It was a rekindling of a friendship that lay dormant for 56 years.
On Memorial Day, at his lavish hillside manor, philanthropist Fred Kort, 77, reunited with an old friend, Victor Bilski, 80, for the first time since May 8, 1945 — the day World War II ended in Europe. In the Korts’ living room, where Chinese figurines and images of Asian courtiers dance across the walls, the pair enthusiastically introduced each other to their families and friends. Upon meeting Bilski for the first time, Kort’s 21-year-old daughter, Susie, joked, “You haven’t changed a bit.”
It was a reunion that nearly didn’t happen. After his postwar arrival in Los Angeles, Fred Kort steadily established himself as a business success story in the downtown L.A. offices of his company, Imperial Toys. Meanwhile, for nearly 40 years, Bilski lived in Valley Village, just a short drive away from Kort’s home in Trousdale Estates, and worked at Canter’s Delicatessen.

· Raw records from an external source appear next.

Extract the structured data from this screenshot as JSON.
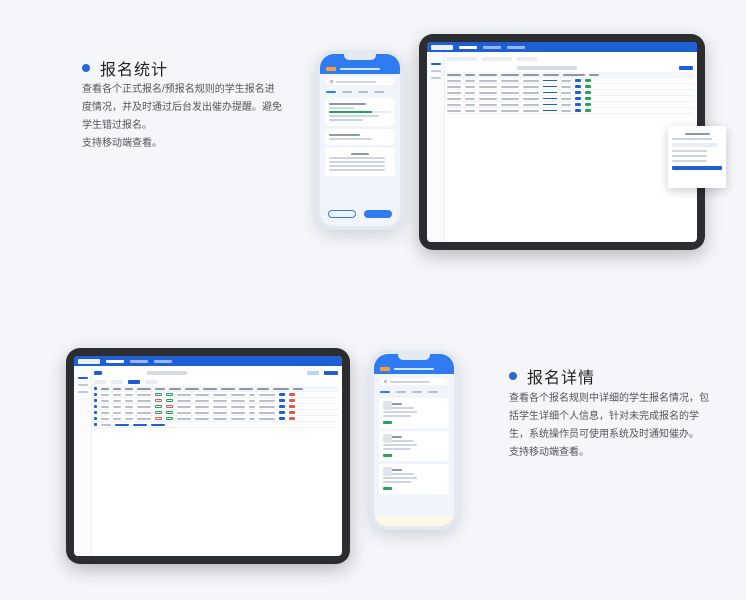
{
  "sections": [
    {
      "title": "报名统计",
      "desc": [
        "查看各个正式报名/预报名规则的学生报名进",
        "度情况，并及时通过后台发出催办提醒。避免",
        "学生错过报名。",
        "支持移动端查看。"
      ]
    },
    {
      "title": "报名详情",
      "desc": [
        "查看各个报名规则中详细的学生报名情况，包",
        "括学生详细个人信息，针对未完成报名的学",
        "生，系统操作员可使用系统及时通知催办。",
        "支持移动端查看。"
      ]
    }
  ],
  "colors": {
    "accent": "#2b66d9",
    "success": "#27a35a",
    "danger": "#e05b4c",
    "mobile_header": "#2f7cf2",
    "warn": "#ff9b2f"
  }
}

“He probably served me corned beef a million times,” said an amused Kort, who frequents the Fairfax Avenue deli.
Despite their visibility, Bilski and Kort had somehow managed to elude one another. During Bilski’s years working the Canter’s counters, he never came across Kort, who attained a high profile in the business and philanthropic world (including support of the Tel Aviv Foundation, Bar-Ilan University, Yad Vashem, and the U.S. Holocaust Museum in Washington, D.C.).
But fate finally intervened. In April, the Los Angeles Times featured an article on Fred Kort as one of two remaining survivors of Treblinka, illustrated by a war-era photo of Kort with an unidentified friend.
Over his morning newspaper and tea, Bilski’s son, Paul, recognized his father as the unidentified man in the photo.
Paul and his father contacted Kort, and they scheduled a Memorial Day meeting. “I couldn’t sleep the whole night,” Bilski said.
With family, friends and press gathered around, the two survivors hugged and retired to the living room to reminisce. They remembered when, during their slave-labor years together, they removed ice with pickaxes from the tracks of the Ostbahn, the Nazi railroad system in the Eastern occupied territory, and when they knocked out a kapo (a Jew co-opted by the Nazis) who threatened to turn them in.
They both recalled being rounded up and locked within the confines of the Lodz ghetto, from which Kort escaped on May 26, 1940. Bilski eventually skipped to Sweden and, after locating his two sisters, emigrated to Melbourne until 1957, when he arrived stateside.
After a few hours reconnecting over albums of old photos, Kort and Bilski retreated to the dining room, where Kort’s wife, Barbara, had prepared a lox-and-bagel spread that included pastries from Canter’s (Where else?). Throughout lunch, the Kort and Bilski families were still in a state of disbelief over the circumstances of their union.
“I always thought he was in Germany,” said Bilski of Kort. “I never would have imagined that he was in California.”
Kort promised that they would make up for lost time. “We’ll be seeing a lot of each other,” he said, putting an arm around his old friend.